Web page and app entries:
● ● ● ●
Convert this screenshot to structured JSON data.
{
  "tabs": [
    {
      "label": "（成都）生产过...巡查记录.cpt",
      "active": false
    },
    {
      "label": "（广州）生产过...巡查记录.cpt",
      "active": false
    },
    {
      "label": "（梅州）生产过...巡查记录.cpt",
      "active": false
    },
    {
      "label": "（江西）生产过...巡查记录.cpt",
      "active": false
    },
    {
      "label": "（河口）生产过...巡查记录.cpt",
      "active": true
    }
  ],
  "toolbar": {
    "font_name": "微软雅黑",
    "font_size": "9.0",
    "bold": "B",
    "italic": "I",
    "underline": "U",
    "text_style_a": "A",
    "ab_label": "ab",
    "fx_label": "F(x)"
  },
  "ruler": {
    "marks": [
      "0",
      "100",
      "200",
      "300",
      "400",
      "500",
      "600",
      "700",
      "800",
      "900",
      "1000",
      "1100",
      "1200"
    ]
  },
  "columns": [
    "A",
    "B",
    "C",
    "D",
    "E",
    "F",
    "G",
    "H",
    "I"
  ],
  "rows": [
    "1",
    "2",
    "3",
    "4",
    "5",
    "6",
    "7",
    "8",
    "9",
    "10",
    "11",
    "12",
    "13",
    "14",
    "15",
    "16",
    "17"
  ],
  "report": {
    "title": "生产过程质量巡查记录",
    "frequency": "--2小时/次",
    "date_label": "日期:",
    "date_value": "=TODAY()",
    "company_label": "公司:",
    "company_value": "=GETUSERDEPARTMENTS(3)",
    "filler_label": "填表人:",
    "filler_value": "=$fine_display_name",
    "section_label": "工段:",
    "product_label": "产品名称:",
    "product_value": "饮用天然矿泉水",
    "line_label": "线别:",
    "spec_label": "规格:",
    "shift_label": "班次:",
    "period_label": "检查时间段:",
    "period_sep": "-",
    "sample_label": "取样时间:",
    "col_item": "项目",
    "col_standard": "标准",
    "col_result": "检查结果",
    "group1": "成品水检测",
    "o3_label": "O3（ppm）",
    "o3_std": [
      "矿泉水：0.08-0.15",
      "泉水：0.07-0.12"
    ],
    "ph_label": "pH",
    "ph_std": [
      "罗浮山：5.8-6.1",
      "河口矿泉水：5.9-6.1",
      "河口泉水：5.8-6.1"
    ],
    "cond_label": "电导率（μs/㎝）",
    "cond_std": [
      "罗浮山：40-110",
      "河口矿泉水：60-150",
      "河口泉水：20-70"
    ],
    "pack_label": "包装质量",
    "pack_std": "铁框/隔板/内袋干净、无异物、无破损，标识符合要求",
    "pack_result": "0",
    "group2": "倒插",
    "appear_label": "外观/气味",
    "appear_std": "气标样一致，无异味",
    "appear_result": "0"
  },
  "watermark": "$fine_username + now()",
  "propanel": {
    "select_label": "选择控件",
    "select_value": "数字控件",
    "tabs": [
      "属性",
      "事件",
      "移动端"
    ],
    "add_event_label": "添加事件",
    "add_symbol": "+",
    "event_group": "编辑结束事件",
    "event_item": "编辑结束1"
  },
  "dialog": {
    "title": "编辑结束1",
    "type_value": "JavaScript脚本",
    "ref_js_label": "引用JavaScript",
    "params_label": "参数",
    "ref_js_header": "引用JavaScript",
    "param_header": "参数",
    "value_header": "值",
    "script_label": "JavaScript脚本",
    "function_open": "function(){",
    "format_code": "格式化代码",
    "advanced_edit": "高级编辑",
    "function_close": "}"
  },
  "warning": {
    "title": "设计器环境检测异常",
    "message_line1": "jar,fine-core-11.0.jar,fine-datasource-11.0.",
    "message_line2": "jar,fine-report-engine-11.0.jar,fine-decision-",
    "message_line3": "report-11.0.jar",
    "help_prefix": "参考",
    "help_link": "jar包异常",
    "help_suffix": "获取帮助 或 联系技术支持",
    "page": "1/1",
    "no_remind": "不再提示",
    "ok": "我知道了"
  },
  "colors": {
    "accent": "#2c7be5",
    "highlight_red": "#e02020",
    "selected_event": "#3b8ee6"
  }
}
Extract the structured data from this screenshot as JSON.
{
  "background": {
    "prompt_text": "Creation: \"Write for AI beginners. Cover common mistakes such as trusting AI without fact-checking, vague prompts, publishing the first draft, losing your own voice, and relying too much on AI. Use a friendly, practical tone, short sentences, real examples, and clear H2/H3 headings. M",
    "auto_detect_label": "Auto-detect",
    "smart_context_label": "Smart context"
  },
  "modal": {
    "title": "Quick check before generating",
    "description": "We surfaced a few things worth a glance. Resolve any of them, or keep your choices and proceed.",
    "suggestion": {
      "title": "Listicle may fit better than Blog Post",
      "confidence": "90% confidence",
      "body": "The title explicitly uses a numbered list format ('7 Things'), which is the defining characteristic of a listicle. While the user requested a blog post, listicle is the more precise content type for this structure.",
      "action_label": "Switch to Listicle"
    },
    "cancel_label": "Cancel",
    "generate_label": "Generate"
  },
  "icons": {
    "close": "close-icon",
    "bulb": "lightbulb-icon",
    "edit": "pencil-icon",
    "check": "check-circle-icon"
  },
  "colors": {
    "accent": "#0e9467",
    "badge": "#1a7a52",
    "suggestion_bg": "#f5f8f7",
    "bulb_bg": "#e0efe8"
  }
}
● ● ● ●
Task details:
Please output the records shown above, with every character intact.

Response area:
Convert this screenshot to structured JSON data.
{
  "tabs": [
    {
      "label": "（成都）生产过...巡查记录.cpt",
      "active": false
    },
    {
      "label": "（广州）生产过...巡查记录.cpt",
      "active": false
    },
    {
      "label": "（梅州）生产过...巡查记录.cpt",
      "active": false
    },
    {
      "label": "（江西）生产过...巡查记录.cpt",
      "active": false
    },
    {
      "label": "（河口）生产过...巡查记录.cpt",
      "active": true
    }
  ],
  "toolbar": {
    "font_name": "微软雅黑",
    "font_size": "9.0",
    "bold": "B",
    "italic": "I",
    "underline": "U",
    "text_style_a": "A",
    "ab_label": "ab",
    "fx_label": "F(x)"
  },
  "ruler": {
    "marks": [
      "0",
      "100",
      "200",
      "300",
      "400",
      "500",
      "600",
      "700",
      "800",
      "900",
      "1000",
      "1100",
      "1200"
    ]
  },
  "columns": [
    "A",
    "B",
    "C",
    "D",
    "E",
    "F",
    "G",
    "H",
    "I"
  ],
  "rows": [
    "1",
    "2",
    "3",
    "4",
    "5",
    "6",
    "7",
    "8",
    "9",
    "10",
    "11",
    "12",
    "13",
    "14",
    "15",
    "16",
    "17"
  ],
  "report": {
    "title": "生产过程质量巡查记录",
    "frequency": "--2小时/次",
    "date_label": "日期:",
    "date_value": "=TODAY()",
    "company_label": "公司:",
    "company_value": "=GETUSERDEPARTMENTS(3)",
    "filler_label": "填表人:",
    "filler_value": "=$fine_display_name",
    "section_label": "工段:",
    "product_label": "产品名称:",
    "product_value": "饮用天然矿泉水",
    "line_label": "线别:",
    "spec_label": "规格:",
    "shift_label": "班次:",
    "period_label": "检查时间段:",
    "period_sep": "-",
    "sample_label": "取样时间:",
    "col_item": "项目",
    "col_standard": "标准",
    "col_result": "检查结果",
    "group1": "成品水检测",
    "o3_label": "O3（ppm）",
    "o3_std": [
      "矿泉水：0.08-0.15",
      "泉水：0.07-0.12"
    ],
    "ph_label": "pH",
    "ph_std": [
      "罗浮山：5.8-6.1",
      "河口矿泉水：5.9-6.1",
      "河口泉水：5.8-6.1"
    ],
    "cond_label": "电导率（μs/㎝）",
    "cond_std": [
      "罗浮山：40-110",
      "河口矿泉水：60-150",
      "河口泉水：20-70"
    ],
    "pack_label": "包装质量",
    "pack_std": "铁框/隔板/内袋干净、无异物、无破损，标识符合要求",
    "pack_result": "0",
    "group2": "倒插",
    "appear_label": "外观/气味",
    "appear_std": "气标样一致，无异味",
    "appear_result": "0"
  },
  "watermark": "$fine_username + now()",
  "propanel": {
    "select_label": "选择控件",
    "select_value": "数字控件",
    "tabs": [
      "属性",
      "事件",
      "移动端"
    ],
    "add_event_label": "添加事件",
    "add_symbol": "+",
    "event_group": "编辑结束事件",
    "event_item": "编辑结束1"
  },
  "dialog": {
    "title": "编辑结束1",
    "type_value": "JavaScript脚本",
    "ref_js_label": "引用JavaScript",
    "params_label": "参数",
    "ref_js_header": "引用JavaScript",
    "param_header": "参数",
    "value_header": "值",
    "script_label": "JavaScript脚本",
    "function_open": "function(){",
    "format_code": "格式化代码",
    "advanced_edit": "高级编辑",
    "function_close": "}"
  },
  "warning": {
    "title": "设计器环境检测异常",
    "message_line1": "jar,fine-core-11.0.jar,fine-datasource-11.0.",
    "message_line2": "jar,fine-report-engine-11.0.jar,fine-decision-",
    "message_line3": "report-11.0.jar",
    "help_prefix": "参考",
    "help_link": "jar包异常",
    "help_suffix": "获取帮助 或 联系技术支持",
    "page": "1/1",
    "no_remind": "不再提示",
    "ok": "我知道了"
  },
  "colors": {
    "accent": "#2c7be5",
    "highlight_red": "#e02020",
    "selected_event": "#3b8ee6"
  }
}
Extract the structured data from this screenshot as JSON.
{
  "background": {
    "prompt_text": "Creation: \"Write for AI beginners. Cover common mistakes such as trusting AI without fact-checking, vague prompts, publishing the first draft, losing your own voice, and relying too much on AI. Use a friendly, practical tone, short sentences, real examples, and clear H2/H3 headings. M",
    "auto_detect_label": "Auto-detect",
    "smart_context_label": "Smart context"
  },
  "modal": {
    "title": "Quick check before generating",
    "description": "We surfaced a few things worth a glance. Resolve any of them, or keep your choices and proceed.",
    "suggestion": {
      "title": "Listicle may fit better than Blog Post",
      "confidence": "90% confidence",
      "body": "The title explicitly uses a numbered list format ('7 Things'), which is the defining characteristic of a listicle. While the user requested a blog post, listicle is the more precise content type for this structure.",
      "action_label": "Switch to Listicle"
    },
    "cancel_label": "Cancel",
    "generate_label": "Generate"
  },
  "icons": {
    "close": "close-icon",
    "bulb": "lightbulb-icon",
    "edit": "pencil-icon",
    "check": "check-circle-icon"
  },
  "colors": {
    "accent": "#0e9467",
    "badge": "#1a7a52",
    "suggestion_bg": "#f5f8f7",
    "bulb_bg": "#e0efe8"
  }
}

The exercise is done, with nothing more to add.